  • Payments made by multiple grantees: Treasury added Q45 to address what should happen if two grantees learn that they both provided rental or utility assistance to a household intended to cover the same months’ expenses. Treasury states that in such cases, a grantee does not have to recover its payment and can instead recharacterize it as assistance covering a different period of eligible rent and utility expenses. However, the grantee must document which expenses the funds ultimately covered and confirm that the household was eligible for all assistance it received, including ensuring that the total number of months of financial assistance received by the household does not exceed statutory limits.
  • Documentation and eligibility requirements for housing stability services: Treasury revised Q23 to clarify that the ERA2 statute does not restrict housing stability services to “eligible households.” Q1 was revised to state that since the ERA2 statute does not limit the provision of housing stability services to “eligible households,” grantees are not required to document a household’s eligibility if the grantee provides no assistance other than housing stability services with ERA2 funds. For ERA1, grantees are encouraged to rely on self-attestation for documenting eligibility for households receiving housing stability services without any financial assistance. For both ERA1 and ERA2, a grantee must collect any demographic or other information needed to fulfill the grantee’s reporting obligations.
  • Imposing additional eligibility criteria: Treasury added Q44 to state that grantees do not have the authority to augment the ERA eligibility requirements by conditioning assistance on a tenant’s employment status, compliance with work requirements, or acceptance of employment counseling, job training, or other employment services.
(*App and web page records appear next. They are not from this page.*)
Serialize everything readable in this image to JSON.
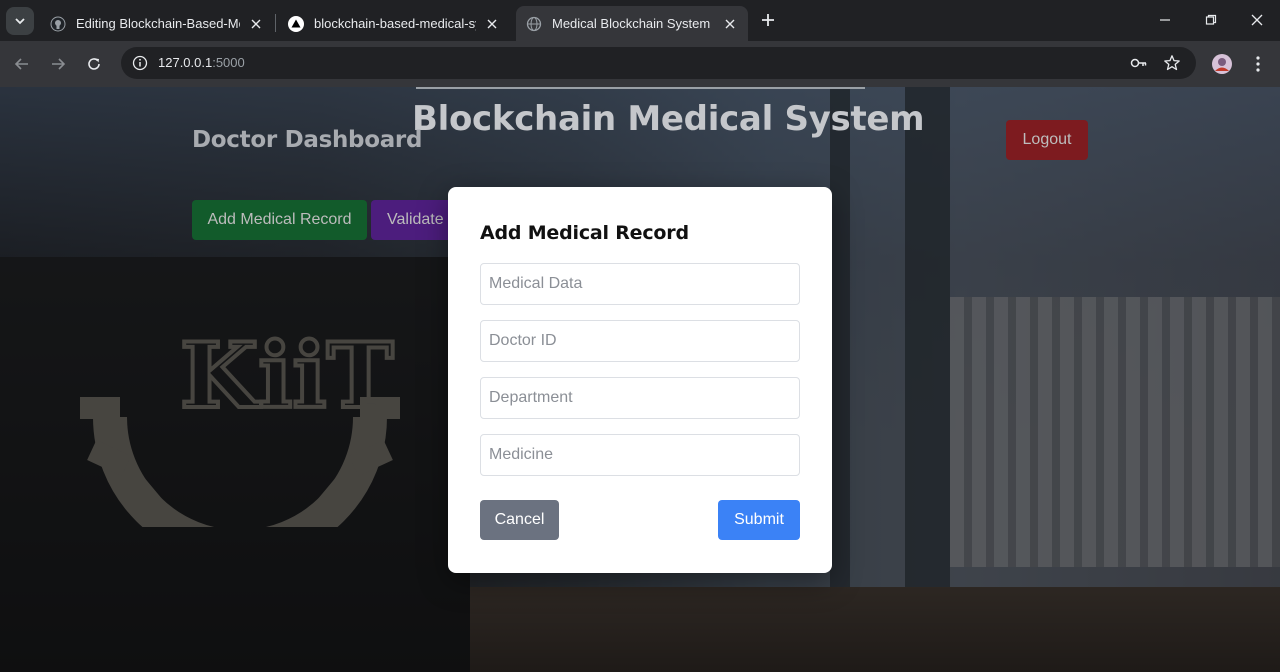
{
  "browser": {
    "tabs": [
      {
        "title": "Editing Blockchain-Based-Medi",
        "favicon": "github-icon",
        "active": false
      },
      {
        "title": "blockchain-based-medical-syste",
        "favicon": "vercel-icon",
        "active": false
      },
      {
        "title": "Medical Blockchain System",
        "favicon": "globe-icon",
        "active": true
      }
    ],
    "url_host": "127.0.0.1",
    "url_port": ":5000"
  },
  "page": {
    "title": "Blockchain Medical System",
    "dashboard_heading": "Doctor Dashboard",
    "logout_label": "Logout",
    "add_record_label": "Add Medical Record",
    "validate_label": "Validate",
    "colors": {
      "logout": "#dc3545",
      "add": "#28a745",
      "validate": "#6f42c1"
    }
  },
  "modal": {
    "title": "Add Medical Record",
    "fields": [
      {
        "placeholder": "Medical Data",
        "value": ""
      },
      {
        "placeholder": "Doctor ID",
        "value": ""
      },
      {
        "placeholder": "Department",
        "value": ""
      },
      {
        "placeholder": "Medicine",
        "value": ""
      }
    ],
    "cancel_label": "Cancel",
    "submit_label": "Submit",
    "colors": {
      "cancel": "#6b7280",
      "submit": "#3b82f6"
    }
  }
}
While the statutes authorizing the ERA programs and Treasury’s guidance provide grantees discretion in structuring their programs, grantees cannot impose other additional eligibility criteria or require tenants to be employed, accept employment services, or comply with work requirements.
  • Source-of-income protection laws: Treasury added Q43 to address whether landlords offered ERA are subject to source-of-income protection laws. Treasury states that depending on the jurisdiction’s laws, a landlord’s refusal to accept ERA payments may violate state or local source-of-income protection laws.
  • Program accessibility for protected classes: Treasury revised Q15 to state that grantees must comply with Section 504 of the “Rehabilitation Act of 1973,” which prohibits discrimination because of disability in programs or activities receiving federal financial assistance. Treasury revised Q37 to state that in accordance with Title VI of the “Civil Rights Act of 1964,” ERA grantees must ensure that they provide meaningful access to their limited-English-proficiency (LEP) applicants and beneficiaries of their federally assisted programs, services, and activities. Treasury provides resources regarding reasonable steps grantees can take to provide meaningful access for LEP applicants.
  • Documentation requirements for bulk utility payments: Treasury revised Q38 to state that, in the case of bulk utility payments, grantees may allow a utility provider up to nine months from the time the bulk payment was made to satisfy all documentation requirements if a utility shut-off moratorium was in effect in the grantee’s jurisdiction for at least one of the six months following the payment.

Read Treasury’s revised FAQ at: